There is no finding to indicate that the officer, upon approaching the defendant, imposed any restraint which could be construed as an arrest. Inasmuch as there is neither a finding that a legal arrest occurred at that time nor a basis for such a finding, the search which followed obviously could not be sustained as incident to such an arrest. State v. Collins, 150 Conn. 488, 492, 191 A.2d 253. The search, if otherwise reasonable, could then be justified under the fourth amendment and 1 of the fourteenth amendment to the United States constitution and article first, 8, of the Connecticut constitution only on proof by the state that the protection afforded by those constitutional provisions had been waived. State v. Hanna, 150 Conn. 457, 469, 191 A.2d 124. Such waiver could be found if the defendant consented to the search, but no such consent has been found by the court. The court did not expressly find that the search was lawful, nor do the rulings admitting evidence of the result of the search indicate consent to be the basis for the rulings. State v. Collins, supra, 493. The finding is only that when the officer asked the defendant to open the trunk of the car he "complied". Such compliance would not necessarily be voluntary. See Johnson v. United States, 333 U.S. 10, 12, 68 S.Ct. 367, 92 L.Ed. 436.

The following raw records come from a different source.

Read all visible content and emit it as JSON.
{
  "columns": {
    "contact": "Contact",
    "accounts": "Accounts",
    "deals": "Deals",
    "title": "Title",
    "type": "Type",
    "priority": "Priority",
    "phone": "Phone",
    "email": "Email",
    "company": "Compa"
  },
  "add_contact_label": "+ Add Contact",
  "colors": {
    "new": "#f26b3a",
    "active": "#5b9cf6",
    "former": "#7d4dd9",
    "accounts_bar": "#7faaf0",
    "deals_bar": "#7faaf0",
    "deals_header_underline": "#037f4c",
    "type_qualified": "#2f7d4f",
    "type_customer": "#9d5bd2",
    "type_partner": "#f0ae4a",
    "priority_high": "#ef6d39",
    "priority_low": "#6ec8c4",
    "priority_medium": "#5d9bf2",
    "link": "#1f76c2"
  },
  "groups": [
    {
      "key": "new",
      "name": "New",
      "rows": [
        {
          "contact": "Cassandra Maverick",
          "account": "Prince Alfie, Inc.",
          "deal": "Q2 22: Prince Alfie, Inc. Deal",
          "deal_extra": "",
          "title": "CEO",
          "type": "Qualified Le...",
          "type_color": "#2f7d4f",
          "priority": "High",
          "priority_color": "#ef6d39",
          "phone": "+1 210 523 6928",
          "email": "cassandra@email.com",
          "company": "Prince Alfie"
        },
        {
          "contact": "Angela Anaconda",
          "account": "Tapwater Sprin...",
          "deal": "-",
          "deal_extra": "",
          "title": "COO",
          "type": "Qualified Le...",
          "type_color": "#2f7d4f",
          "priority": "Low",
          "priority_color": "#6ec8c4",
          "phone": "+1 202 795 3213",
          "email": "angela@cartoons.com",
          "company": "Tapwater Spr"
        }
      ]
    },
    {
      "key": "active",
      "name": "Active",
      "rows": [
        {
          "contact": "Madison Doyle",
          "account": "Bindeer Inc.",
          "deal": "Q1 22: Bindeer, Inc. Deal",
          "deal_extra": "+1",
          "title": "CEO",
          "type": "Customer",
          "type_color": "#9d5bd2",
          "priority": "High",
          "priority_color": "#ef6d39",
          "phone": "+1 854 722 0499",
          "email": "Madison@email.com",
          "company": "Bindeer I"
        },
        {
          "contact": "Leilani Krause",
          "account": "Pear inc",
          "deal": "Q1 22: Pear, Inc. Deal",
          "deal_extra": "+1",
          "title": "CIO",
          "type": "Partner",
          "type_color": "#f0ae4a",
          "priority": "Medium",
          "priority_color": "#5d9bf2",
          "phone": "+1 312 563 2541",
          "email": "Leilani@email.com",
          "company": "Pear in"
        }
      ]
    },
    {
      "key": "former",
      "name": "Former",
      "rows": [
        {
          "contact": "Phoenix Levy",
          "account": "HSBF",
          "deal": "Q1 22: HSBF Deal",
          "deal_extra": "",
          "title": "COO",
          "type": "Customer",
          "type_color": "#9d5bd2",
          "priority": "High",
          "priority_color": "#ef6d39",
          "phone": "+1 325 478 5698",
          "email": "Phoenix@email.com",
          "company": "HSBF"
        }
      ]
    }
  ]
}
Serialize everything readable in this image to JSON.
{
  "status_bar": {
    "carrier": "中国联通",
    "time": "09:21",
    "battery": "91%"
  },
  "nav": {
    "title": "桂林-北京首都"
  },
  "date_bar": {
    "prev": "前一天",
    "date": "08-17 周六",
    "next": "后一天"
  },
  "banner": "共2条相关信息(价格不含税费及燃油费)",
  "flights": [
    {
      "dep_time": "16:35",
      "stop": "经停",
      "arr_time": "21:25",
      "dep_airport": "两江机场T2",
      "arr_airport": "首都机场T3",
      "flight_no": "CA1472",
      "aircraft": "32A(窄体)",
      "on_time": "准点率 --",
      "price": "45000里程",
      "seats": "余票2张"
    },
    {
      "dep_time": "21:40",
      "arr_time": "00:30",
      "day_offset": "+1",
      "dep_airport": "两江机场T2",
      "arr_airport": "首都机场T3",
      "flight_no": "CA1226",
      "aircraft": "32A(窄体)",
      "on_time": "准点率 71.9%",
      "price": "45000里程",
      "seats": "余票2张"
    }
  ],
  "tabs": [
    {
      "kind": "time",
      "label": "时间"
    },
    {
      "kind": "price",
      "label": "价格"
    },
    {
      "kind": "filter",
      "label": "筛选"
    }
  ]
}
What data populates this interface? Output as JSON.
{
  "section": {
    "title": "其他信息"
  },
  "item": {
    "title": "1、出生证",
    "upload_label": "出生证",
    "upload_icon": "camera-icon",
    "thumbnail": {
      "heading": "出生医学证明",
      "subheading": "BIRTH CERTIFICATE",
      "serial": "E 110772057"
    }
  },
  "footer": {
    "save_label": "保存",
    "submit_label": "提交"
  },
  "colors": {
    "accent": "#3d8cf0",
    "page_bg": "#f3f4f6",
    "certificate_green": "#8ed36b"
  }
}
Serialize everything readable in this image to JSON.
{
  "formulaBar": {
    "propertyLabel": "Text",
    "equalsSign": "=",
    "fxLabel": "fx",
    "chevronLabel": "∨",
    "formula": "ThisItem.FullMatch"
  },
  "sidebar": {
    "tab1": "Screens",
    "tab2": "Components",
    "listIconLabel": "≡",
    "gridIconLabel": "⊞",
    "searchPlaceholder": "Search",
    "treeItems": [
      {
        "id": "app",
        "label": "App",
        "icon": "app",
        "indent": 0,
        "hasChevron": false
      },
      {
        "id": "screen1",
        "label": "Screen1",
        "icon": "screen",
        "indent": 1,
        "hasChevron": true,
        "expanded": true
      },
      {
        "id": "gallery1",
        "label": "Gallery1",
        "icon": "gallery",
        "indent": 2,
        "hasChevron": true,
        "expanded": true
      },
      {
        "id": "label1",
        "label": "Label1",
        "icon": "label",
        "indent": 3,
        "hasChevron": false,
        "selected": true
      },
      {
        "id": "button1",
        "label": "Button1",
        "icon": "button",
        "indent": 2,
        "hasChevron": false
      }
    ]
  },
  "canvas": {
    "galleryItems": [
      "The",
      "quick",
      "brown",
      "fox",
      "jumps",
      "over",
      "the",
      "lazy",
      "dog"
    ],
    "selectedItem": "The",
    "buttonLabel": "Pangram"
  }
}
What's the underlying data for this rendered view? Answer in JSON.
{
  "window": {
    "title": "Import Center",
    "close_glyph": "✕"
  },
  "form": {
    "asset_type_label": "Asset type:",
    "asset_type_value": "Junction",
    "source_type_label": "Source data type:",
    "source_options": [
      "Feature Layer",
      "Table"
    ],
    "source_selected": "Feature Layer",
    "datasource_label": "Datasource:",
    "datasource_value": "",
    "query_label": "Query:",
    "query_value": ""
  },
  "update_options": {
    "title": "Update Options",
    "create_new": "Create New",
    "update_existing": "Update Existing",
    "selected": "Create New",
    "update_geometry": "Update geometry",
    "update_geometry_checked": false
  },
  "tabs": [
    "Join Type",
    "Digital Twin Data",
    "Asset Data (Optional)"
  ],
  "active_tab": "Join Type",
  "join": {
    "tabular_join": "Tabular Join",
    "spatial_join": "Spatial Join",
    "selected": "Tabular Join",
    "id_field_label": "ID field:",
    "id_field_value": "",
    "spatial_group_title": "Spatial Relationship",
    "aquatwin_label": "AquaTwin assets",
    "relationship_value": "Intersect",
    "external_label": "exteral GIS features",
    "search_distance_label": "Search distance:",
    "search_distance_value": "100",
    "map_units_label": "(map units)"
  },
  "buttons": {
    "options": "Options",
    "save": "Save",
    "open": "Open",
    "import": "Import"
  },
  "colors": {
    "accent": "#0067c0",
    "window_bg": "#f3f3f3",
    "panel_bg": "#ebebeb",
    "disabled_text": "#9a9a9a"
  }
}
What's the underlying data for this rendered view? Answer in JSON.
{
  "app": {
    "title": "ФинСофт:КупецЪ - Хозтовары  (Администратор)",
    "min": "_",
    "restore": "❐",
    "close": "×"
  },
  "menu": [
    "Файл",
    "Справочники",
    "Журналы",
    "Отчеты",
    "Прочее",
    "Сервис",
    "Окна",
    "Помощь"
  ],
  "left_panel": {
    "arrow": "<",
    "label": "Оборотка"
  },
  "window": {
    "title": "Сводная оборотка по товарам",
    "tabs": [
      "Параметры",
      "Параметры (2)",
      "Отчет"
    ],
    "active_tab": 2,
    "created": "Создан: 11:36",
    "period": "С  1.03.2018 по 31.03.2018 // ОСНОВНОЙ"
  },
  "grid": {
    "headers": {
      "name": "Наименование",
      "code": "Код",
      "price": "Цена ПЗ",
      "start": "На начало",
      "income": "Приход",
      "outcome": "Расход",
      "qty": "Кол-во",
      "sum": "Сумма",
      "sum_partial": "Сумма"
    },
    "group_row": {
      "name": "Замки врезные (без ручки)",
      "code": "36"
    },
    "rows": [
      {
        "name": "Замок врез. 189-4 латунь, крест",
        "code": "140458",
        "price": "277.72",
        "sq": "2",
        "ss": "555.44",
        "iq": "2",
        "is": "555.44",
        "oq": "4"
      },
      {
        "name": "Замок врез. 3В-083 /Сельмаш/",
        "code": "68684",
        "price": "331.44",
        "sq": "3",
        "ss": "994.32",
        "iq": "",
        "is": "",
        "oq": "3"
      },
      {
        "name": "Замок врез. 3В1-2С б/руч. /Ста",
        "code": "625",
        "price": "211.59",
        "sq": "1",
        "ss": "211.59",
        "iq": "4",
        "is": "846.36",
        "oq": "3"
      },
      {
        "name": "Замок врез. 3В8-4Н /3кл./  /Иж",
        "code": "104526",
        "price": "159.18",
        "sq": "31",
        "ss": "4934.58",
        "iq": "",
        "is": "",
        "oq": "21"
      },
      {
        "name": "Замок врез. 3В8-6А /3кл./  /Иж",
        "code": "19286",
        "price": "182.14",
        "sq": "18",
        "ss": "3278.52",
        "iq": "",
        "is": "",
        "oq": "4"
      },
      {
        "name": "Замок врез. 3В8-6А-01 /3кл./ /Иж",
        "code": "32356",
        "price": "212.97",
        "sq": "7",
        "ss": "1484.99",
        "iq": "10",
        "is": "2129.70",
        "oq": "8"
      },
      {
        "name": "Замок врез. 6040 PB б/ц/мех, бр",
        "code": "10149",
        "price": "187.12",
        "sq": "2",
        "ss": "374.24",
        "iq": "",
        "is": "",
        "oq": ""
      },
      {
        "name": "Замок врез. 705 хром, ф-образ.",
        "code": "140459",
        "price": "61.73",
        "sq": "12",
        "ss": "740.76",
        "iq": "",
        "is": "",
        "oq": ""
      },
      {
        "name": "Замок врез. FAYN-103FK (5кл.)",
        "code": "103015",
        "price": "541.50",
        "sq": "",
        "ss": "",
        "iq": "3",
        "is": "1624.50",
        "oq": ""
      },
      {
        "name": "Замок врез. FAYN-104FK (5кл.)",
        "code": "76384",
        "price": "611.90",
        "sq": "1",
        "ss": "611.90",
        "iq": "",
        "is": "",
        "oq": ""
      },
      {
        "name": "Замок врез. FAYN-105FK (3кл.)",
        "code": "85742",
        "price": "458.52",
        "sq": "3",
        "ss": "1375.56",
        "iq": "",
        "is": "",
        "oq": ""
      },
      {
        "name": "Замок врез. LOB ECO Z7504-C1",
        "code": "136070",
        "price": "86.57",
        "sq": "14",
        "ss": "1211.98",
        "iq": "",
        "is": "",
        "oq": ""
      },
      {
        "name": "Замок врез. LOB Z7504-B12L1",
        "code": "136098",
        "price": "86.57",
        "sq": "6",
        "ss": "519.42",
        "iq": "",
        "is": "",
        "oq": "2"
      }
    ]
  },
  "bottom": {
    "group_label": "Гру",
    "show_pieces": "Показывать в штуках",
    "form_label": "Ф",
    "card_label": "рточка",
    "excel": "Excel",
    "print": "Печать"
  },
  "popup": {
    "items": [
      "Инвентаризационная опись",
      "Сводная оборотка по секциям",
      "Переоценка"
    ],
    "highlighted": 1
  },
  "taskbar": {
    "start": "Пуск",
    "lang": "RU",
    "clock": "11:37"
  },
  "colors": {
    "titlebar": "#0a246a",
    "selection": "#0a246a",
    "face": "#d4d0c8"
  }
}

The implication from the chronology of the finding is that the arrest followed the search and was, in part at least, prompted by it. The result of the search could not, however, be used to sustain the legality of the arrest. State v. DelVecchio, supra, 574; Henry v. United States, supra, 103. It follows that, on the record before us, the court erred in admitting evidence of the fruits of the search and that such error was prejudicial.